**EXERCISE DETAILS:** The expected answer is every line from the material below that has the word "JSON".

**DATA LISTING:**
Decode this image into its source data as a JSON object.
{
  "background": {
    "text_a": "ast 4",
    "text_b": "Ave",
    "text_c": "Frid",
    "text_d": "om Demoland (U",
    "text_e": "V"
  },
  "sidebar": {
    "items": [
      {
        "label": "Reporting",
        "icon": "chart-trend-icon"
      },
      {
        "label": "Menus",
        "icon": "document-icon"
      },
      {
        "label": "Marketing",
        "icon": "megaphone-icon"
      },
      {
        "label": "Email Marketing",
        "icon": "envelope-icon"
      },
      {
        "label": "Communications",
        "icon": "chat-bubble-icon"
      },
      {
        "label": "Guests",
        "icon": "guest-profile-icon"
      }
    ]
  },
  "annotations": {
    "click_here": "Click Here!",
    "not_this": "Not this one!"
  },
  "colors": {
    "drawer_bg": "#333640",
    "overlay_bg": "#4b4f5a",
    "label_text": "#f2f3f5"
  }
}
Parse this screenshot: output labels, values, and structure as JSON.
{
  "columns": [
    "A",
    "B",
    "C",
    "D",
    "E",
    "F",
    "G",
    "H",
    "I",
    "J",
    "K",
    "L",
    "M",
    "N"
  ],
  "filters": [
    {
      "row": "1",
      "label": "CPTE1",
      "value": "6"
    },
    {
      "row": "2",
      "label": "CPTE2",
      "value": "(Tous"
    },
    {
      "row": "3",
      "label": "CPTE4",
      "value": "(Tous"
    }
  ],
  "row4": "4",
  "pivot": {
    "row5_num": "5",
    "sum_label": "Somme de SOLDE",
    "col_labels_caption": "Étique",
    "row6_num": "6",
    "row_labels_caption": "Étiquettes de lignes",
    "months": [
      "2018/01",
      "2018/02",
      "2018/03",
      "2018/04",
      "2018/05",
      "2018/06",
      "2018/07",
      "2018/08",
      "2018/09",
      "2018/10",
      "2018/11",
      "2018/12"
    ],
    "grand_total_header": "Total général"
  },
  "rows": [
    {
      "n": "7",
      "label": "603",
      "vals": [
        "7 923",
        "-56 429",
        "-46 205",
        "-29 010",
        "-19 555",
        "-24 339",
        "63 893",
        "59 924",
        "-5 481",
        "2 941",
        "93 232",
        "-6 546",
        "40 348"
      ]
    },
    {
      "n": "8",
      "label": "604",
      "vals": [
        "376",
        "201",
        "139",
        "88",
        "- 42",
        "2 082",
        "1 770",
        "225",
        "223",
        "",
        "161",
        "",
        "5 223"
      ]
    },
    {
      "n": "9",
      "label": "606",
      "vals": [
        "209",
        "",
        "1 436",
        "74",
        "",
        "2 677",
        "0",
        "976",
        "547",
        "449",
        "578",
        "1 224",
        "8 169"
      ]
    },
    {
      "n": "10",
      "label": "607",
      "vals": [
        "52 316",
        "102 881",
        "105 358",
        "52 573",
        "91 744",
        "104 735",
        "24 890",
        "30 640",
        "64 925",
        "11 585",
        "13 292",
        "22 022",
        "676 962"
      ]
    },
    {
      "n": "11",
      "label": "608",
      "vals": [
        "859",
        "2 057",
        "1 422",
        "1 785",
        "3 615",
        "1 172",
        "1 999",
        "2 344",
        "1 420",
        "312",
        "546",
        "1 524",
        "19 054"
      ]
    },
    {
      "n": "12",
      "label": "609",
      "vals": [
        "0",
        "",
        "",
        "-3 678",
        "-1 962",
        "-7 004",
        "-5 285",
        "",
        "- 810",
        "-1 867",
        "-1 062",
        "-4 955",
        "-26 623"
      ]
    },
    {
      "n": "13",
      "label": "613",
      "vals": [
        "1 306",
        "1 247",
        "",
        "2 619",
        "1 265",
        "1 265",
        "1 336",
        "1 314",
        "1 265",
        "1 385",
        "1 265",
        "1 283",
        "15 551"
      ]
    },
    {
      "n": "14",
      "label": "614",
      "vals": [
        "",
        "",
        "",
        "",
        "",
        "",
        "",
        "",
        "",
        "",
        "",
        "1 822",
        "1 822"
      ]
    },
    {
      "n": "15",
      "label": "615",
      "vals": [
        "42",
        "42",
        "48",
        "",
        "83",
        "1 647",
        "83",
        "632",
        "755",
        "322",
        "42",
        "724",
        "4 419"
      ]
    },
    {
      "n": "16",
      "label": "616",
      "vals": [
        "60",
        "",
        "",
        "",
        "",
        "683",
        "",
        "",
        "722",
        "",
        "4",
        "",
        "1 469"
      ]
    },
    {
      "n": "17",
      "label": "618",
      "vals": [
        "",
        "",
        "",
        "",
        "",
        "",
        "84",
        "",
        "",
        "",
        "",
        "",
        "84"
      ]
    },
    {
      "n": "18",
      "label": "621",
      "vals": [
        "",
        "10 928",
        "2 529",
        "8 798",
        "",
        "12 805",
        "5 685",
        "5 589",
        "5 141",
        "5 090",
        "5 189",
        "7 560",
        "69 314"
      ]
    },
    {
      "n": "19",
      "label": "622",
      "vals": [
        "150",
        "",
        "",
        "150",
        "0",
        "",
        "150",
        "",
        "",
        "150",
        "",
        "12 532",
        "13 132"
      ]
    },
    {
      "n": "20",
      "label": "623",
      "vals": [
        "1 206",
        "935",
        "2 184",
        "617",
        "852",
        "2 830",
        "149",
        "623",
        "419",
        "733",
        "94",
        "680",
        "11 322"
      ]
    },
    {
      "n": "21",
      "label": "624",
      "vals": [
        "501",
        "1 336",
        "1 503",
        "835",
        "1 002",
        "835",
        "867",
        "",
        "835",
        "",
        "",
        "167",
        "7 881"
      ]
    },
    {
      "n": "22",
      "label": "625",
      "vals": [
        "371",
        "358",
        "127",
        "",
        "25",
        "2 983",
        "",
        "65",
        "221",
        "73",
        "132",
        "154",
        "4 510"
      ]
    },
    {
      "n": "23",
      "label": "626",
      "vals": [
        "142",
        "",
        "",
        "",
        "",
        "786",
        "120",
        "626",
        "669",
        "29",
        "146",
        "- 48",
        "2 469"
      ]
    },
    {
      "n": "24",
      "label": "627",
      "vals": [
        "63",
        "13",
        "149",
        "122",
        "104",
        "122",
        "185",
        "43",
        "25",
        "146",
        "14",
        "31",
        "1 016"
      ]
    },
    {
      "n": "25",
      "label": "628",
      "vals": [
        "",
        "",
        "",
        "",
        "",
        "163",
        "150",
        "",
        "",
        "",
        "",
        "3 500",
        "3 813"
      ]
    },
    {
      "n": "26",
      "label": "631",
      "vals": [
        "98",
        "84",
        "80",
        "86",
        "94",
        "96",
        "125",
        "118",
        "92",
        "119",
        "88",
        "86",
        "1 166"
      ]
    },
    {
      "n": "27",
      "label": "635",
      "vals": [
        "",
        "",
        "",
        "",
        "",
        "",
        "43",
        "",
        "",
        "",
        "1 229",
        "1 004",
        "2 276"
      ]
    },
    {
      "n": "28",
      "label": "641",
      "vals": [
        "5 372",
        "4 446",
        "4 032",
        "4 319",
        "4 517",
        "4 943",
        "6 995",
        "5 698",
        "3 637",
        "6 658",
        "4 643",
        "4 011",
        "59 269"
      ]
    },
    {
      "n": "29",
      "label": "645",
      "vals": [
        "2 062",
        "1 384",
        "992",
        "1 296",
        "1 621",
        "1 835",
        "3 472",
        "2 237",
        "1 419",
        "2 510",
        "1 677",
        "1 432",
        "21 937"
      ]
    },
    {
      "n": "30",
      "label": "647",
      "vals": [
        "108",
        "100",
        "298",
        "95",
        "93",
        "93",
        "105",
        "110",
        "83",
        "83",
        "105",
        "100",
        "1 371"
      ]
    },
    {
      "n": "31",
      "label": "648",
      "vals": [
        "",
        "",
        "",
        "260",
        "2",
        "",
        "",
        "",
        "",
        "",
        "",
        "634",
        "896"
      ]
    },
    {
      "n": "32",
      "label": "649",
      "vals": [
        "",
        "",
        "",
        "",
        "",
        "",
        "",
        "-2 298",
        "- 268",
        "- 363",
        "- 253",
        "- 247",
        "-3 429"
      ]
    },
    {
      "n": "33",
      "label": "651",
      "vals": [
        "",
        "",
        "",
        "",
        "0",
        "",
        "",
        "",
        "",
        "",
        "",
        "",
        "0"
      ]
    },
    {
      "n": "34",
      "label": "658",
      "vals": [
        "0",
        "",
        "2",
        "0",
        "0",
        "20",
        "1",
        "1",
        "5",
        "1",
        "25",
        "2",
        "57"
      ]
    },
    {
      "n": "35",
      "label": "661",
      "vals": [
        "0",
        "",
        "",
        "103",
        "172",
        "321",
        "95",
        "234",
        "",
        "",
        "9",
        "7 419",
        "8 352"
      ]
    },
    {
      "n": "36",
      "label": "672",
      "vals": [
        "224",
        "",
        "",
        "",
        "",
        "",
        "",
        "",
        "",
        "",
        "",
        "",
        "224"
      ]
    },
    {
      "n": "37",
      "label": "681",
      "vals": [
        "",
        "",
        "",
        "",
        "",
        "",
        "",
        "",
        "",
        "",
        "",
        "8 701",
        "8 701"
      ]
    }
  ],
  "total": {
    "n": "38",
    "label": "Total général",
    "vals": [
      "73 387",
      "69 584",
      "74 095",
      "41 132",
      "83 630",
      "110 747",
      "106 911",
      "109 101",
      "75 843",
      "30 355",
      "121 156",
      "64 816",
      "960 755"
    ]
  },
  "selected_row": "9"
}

**ANSWER TO THE PROBLEM:**
Decode this image into its source data as a JSON object.
Parse this screenshot: output labels, values, and structure as JSON.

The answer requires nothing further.